Is paying sources so wrong? Network TV offers its guests lavish perks to appear on news shows. Magazines pay celebrities large sums for exclusive photos. And there’s so much pressure to have a competitive edge. But in cases of breaking news, most journalists feel you’re supposed to get your information through hard work and connections, not checkbook journalism. Paying for information upsets the source-journalist dynamic in a dangerous way. Can you really trust a source who’s willing to sell out like that? And oh yes, it costs money, which nobody has right now.

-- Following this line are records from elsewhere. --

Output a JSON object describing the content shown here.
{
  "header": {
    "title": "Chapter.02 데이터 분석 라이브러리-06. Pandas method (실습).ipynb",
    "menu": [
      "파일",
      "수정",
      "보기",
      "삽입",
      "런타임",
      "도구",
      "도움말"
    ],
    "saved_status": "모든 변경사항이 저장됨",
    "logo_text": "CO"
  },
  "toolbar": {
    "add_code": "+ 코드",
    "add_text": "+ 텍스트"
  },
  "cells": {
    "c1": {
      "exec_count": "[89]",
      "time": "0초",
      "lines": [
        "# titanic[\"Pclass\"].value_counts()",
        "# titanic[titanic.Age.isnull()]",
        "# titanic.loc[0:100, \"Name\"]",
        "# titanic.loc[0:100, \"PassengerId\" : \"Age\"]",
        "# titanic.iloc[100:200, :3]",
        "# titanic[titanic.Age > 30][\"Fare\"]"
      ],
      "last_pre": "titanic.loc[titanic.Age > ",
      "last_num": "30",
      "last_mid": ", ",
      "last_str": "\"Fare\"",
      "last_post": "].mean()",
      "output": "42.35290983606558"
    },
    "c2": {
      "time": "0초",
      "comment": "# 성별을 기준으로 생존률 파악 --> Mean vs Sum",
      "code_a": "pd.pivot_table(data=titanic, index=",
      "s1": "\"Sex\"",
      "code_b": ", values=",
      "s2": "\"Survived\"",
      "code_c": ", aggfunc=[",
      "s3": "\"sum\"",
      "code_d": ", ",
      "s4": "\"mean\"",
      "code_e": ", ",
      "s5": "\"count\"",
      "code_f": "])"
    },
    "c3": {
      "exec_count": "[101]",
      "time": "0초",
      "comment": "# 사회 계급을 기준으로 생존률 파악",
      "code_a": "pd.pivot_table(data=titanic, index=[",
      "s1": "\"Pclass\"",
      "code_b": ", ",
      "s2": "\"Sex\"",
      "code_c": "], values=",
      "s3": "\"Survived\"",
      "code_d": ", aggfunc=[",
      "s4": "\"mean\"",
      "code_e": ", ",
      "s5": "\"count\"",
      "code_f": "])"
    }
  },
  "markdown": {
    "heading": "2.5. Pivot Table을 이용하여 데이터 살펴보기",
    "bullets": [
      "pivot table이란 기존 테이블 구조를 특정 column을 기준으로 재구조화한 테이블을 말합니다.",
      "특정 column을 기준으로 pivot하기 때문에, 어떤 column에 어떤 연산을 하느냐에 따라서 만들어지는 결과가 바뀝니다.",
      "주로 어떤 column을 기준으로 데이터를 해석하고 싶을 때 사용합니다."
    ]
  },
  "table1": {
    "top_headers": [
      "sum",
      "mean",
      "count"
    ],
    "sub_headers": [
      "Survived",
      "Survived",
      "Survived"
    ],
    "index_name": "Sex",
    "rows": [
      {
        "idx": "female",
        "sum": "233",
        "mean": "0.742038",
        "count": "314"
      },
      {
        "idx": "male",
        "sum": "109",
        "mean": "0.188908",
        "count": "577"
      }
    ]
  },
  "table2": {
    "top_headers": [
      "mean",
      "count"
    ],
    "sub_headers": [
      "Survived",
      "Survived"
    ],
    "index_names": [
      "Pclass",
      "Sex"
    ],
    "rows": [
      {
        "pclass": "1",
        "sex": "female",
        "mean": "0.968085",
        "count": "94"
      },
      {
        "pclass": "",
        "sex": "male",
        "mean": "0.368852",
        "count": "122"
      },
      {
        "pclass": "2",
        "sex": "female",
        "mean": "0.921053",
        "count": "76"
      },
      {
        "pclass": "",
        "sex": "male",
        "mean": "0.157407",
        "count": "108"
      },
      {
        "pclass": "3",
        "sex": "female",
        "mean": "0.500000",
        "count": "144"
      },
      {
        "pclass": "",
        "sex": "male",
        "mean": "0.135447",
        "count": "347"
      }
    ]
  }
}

Among mainstream journalists, offering cash for news tips is considered so toxic that even the whiff of possibility that it’s happening makes the entire site contaminated. I believe that’s the real reason CNN would credit a Los Angeles Times report about Michael Jackson dying, but not a similar report from TMZ.

Blogs have always been willing to flaunt traditional journalism ethics, and it’s good to have some mayhem in the mix. But until TMZ, no one was worried that blogs would start bribing emergency workers for information. That would be ridiculous! Blogs didn’t have any money! But TMZ does. It’s owned by AOL, which is currently being spun off from Time Warner (which also owns People and CNN, go figure). It’s probably AOL’s most valuable property.

Mon 22 Jun 2009 8:56 am   //   Posted in: In the news, Media

My thoughts on the Neda video

Of interest if you’re paying attention to the Iran protest coverage: I just posted some ramblings on why the Neda video represents a new kind of reporting on my work blog, PDNPulse.

Wed 17 Jun 2009 8:11 pm   //   Posted in: Media

Poets as reporters

The Forward has a story about a newspaper in Israel that, for one day, asked authors and poets to write the news:

Among those articles were gems like the stock market summary, by author Avri Herling. It went like this: “Everything’s okay. Everything’s like usual. Yesterday trading ended. Everything’s okay. The economists went to their homes, the laundry is drying on the lines, dinners are waiting in place… Dow Jones traded steadily and closed with 8,761 points, Nasdaq added 0.9% to a level of 1,860 points…. The guy from the shakshuka [an Israeli egg-and-tomato dish] shop raised his prices again….” The TV review by Eshkol Nevo opened with these words: “I didn’t watch TV yesterday.” And the weather report was a poem by Roni Somek, titled “Summer Sonnet.” (“Summer is the pencil/that is least sharp/in the seasons’ pencil case.”)

What an excellent idea! Once. (Memo to Newsweek: No.) All of us who write news should aspire to wield language as forcefully and precisely as a poet. But reimagining the conventions of journalism every time you write a business story would be hard to do and tiresome for readers. It would get in the way of efficiency, a too-often-neglected quality in reporting.